Red light cameras may return to Auburn



Between 2006 and 2014, Auburn contracted with RedFlex Traffic Systems of Arizona to place traffic cameras at three intersections and in six school zones.

Many accused the city of employing the cameras only to generate revenue from motorists who were caught speeding or violating red lights.

By 2014, the program was costing the city more to run than it was bringing in, so instead of contracting with a new vendor, as the city council had discussed, the city pulled the plug, and the cameras came down.

But on Monday (Oct. 26) at Auburn City Hall, city staff presented a case for bringing it back, perhaps with a different vendor — to cut speeding and to enhance public safety, Senior Transportation Planner Cecile Malik told the Auburn City Council.

“We really want to keep everybody safe, the drivers, the pedestrians, the bicyclists, everybody on the road,” Malik said.

Also, Malik said, having those electronic eyes up there would free the city’s three overstretched, full-time traffic unit officers — two solely for enforcement, one who responds to accidents — to do more along city’s 246 miles of streets, 94 signalized intersections and 22 school zones.

Deputy Mayor Claude DaCorsi, who in 2016 voted to end the program, said before he’d consider bringing it back, he’d have to see hard data showing the number of violations and accidents at the intersections since the removal of the red light cameras.

But if the city is to have another go at it, DaCorsi continued, the primary focus this time should be on curtailing speeding in school zones to ensure the safety of the community’s children.

Having the cameras should not be about bringing in money from violations, DaCorsi said, as some cities have admitted it is for them.

“I am not interested in revenues, I am interested in safety,” DaCorsi said.

Talk to us

Please share your story tips by emailing

To share your opinion for publication, submit a letter through our website Include your name, address and daytime phone number. (We’ll only publish your name and hometown.) Please keep letters to 300 words or less.

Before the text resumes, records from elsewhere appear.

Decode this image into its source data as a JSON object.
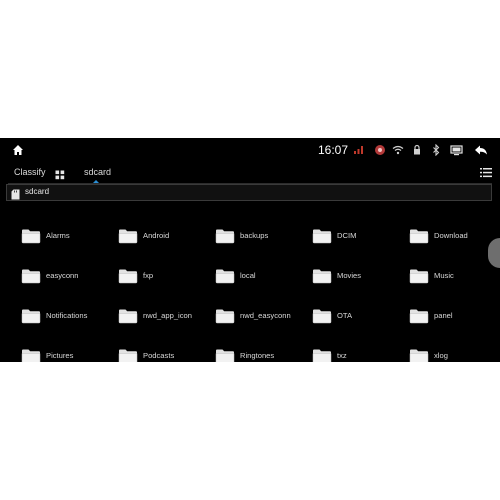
{
  "status_bar": {
    "time": "16:07",
    "icons": [
      "home-icon",
      "signal-icon",
      "media-icon",
      "wifi-icon",
      "lock-icon",
      "bluetooth-icon",
      "screen-icon",
      "back-arrow-icon"
    ]
  },
  "tabs": {
    "classify_label": "Classify",
    "active_label": "sdcard"
  },
  "path_bar": {
    "label": "sdcard"
  },
  "files": [
    {
      "name": "Alarms"
    },
    {
      "name": "Android"
    },
    {
      "name": "backups"
    },
    {
      "name": "DCIM"
    },
    {
      "name": "Download"
    },
    {
      "name": "easyconn"
    },
    {
      "name": "fxp"
    },
    {
      "name": "local"
    },
    {
      "name": "Movies"
    },
    {
      "name": "Music"
    },
    {
      "name": "Notifications"
    },
    {
      "name": "nwd_app_icon"
    },
    {
      "name": "nwd_easyconn"
    },
    {
      "name": "OTA"
    },
    {
      "name": "panel"
    },
    {
      "name": "Pictures"
    },
    {
      "name": "Podcasts"
    },
    {
      "name": "Ringtones"
    },
    {
      "name": "txz"
    },
    {
      "name": "xlog"
    }
  ],
  "colors": {
    "accent": "#2a8fd6",
    "background": "#000000",
    "folder": "#e2e2e2"
  }
}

More in News

File photo
Snow Lake, located near Snoqualmie Pass in Mt. Baker-Snoqualmie National Forest.
Washington releases new forest plan

It outlines ways the state will protect and maintain forest health.

File photo
Vandals damage Denny’s – and other hijinks | Auburn police blotter

Auburn Police responded to the following calls for service, among many others,… Continue reading

MultiCare Auburn Medical Center. 	File photo
Auburn hospital sees 50 percent increase in COVID cases

In past month, Auburn Medical Center’s average rises to 20 patients a day.

King County Council has nine members who each represent a district. Courtesy of
King County Council passes $12.59 billion biennial budget

King County Council on Nov. 17 passed a $12.59 billion biennial budget… Continue reading

Colin Schilling, CEO of Schilling’s Hard Cider. 	File photo
Prosecutor accuses Kent man of cider and clothing theft

Colin Schilling, CEO of Schilling’s Hard Cider, was on his way to… Continue reading

Courtesy Photo
Family seeks answers in Auburn fatal hit and run

Driver who killed Ardella Songcuan, 61, is still at large.

Survey aims to improve how Auburn serves its residents

On Nov. 2, an online community survey asking whether Auburn residents would… Continue reading

State Sen. Mark Mullet (D-Issaquah) authored the letter to Gov. Jay Inslee. Mullet represents the 5th Legislative District. File photo
Democratic lawmakers ask Inslee to lift ban on indoor dining

They want to try to scaling back on occupancy before forcing an end to inside service.

Positive COVID tests at Auburn hospital

Auburn Multicare Medical Center last week reported at least five employees and… Continue reading

Most Read